Why Romania and Malta?
Romania and Malta selected for Childonomics case studies
Childonomics – A project that aims to measure the long-term social and economic value of investing in children has identified two crucial partners to apply its economic model. Country case studies are being developed in partnership with the Ministry of Labour, Family, Social Protection and Elderly, Romania and the Ministry for Welfare, Family and Social Solidarity, Malta.
Romania and Malta have been selected as partner countries for Childonomics because of recently introduced reforms and a strong political interest in child and families policies.
Malta is prioritizing foster care as an alternative to residential care and investing in community level services. They have also increased investment in child care provision, are promoting social justice and equity in the education system with a particular focus on inclusive education.
Romania currently has an interim government which has put poverty reduction high on the political agenda. They are rolling out a programme of offering food coupons to eligible families to encourage them to bring their children to kindergartens. There is a strong emphasis on prevention and early intervention.
Furthermore Romania has already gone through a significant transformation of its child protection system over the last 15 years. In 2000 there were 100,000 children in care, predominantly in large-scale institutions. At the end of 2014, there were 58,178 children officially in state care, of which 8892 were in institutional care. The child protection system is now more diversified, offering a range of family-based services to children unable to live with their parents and support services for vulnerable families.
Both countries want to build a stronger evidence base to support their policy and spending choices, and have therefore expressed an interest to participate in Childonomics.
What to expect from Childonomics?
Using economic modelling the project will measure the costs of different child welfare and protection systems against expected outcomes for children, families and society as a whole.
Particular attention is given to preventing children being separated from their families, supporting their reintegration and reducing reliance on institutional care.
The project aims to build robust economic evidence that supports implementation of the UN Convention on the Rights of the Child, the UN Guidelines on Alternative Care, the EU Guidelines on the transition from institutional to community-based services, and the European Commission Recommendation on Investing in Children – Breaking the cycle of disadvantage.
Eurochild is the coordinating organisation for this project, which is funded by the Oak Foundation. Oxford Policy Management Ltd has been enlisted to lead on the methodology including the economic modelling in association with CEE/CIS Consultancy Group and the International Foster Care Organisation.
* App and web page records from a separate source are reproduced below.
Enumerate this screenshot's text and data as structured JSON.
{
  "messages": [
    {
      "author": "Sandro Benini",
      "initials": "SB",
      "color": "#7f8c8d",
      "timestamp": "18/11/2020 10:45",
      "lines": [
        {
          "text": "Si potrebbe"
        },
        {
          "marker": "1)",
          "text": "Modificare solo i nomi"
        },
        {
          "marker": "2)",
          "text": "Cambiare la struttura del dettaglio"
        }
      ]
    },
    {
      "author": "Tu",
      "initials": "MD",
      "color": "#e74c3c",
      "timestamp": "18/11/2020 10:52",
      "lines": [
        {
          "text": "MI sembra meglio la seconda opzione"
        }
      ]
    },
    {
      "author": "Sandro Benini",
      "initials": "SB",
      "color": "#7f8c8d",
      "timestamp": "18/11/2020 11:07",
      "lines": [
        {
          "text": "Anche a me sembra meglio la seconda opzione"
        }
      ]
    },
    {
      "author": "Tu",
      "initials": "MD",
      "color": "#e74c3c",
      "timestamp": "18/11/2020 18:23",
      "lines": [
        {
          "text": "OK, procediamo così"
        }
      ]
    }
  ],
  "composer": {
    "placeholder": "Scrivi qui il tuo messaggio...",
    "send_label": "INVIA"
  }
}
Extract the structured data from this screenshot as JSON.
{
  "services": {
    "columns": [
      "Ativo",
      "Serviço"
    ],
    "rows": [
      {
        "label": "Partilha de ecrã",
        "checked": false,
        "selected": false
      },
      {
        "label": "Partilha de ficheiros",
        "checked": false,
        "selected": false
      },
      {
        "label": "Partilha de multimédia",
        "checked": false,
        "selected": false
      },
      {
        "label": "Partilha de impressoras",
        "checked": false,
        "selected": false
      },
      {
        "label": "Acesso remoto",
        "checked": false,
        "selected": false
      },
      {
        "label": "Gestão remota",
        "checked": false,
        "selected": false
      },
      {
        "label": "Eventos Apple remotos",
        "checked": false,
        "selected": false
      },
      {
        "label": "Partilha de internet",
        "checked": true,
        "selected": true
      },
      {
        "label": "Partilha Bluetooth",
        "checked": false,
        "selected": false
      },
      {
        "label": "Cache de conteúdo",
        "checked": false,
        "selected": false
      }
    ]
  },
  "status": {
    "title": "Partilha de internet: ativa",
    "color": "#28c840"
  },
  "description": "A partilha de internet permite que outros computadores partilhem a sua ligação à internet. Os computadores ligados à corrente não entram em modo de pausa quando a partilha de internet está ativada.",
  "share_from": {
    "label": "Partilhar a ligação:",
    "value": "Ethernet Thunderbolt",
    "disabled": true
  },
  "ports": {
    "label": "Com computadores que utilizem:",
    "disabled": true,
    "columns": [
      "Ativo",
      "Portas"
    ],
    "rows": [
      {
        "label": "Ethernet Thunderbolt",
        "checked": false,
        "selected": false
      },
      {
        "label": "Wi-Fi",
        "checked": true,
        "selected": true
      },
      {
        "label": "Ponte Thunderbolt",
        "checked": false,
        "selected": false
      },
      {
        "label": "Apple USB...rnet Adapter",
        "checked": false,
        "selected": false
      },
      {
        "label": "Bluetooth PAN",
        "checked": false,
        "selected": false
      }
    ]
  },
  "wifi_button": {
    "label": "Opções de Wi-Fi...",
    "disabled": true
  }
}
More reading material:
EPIC country profile on Romania
EPIC country profile on Malta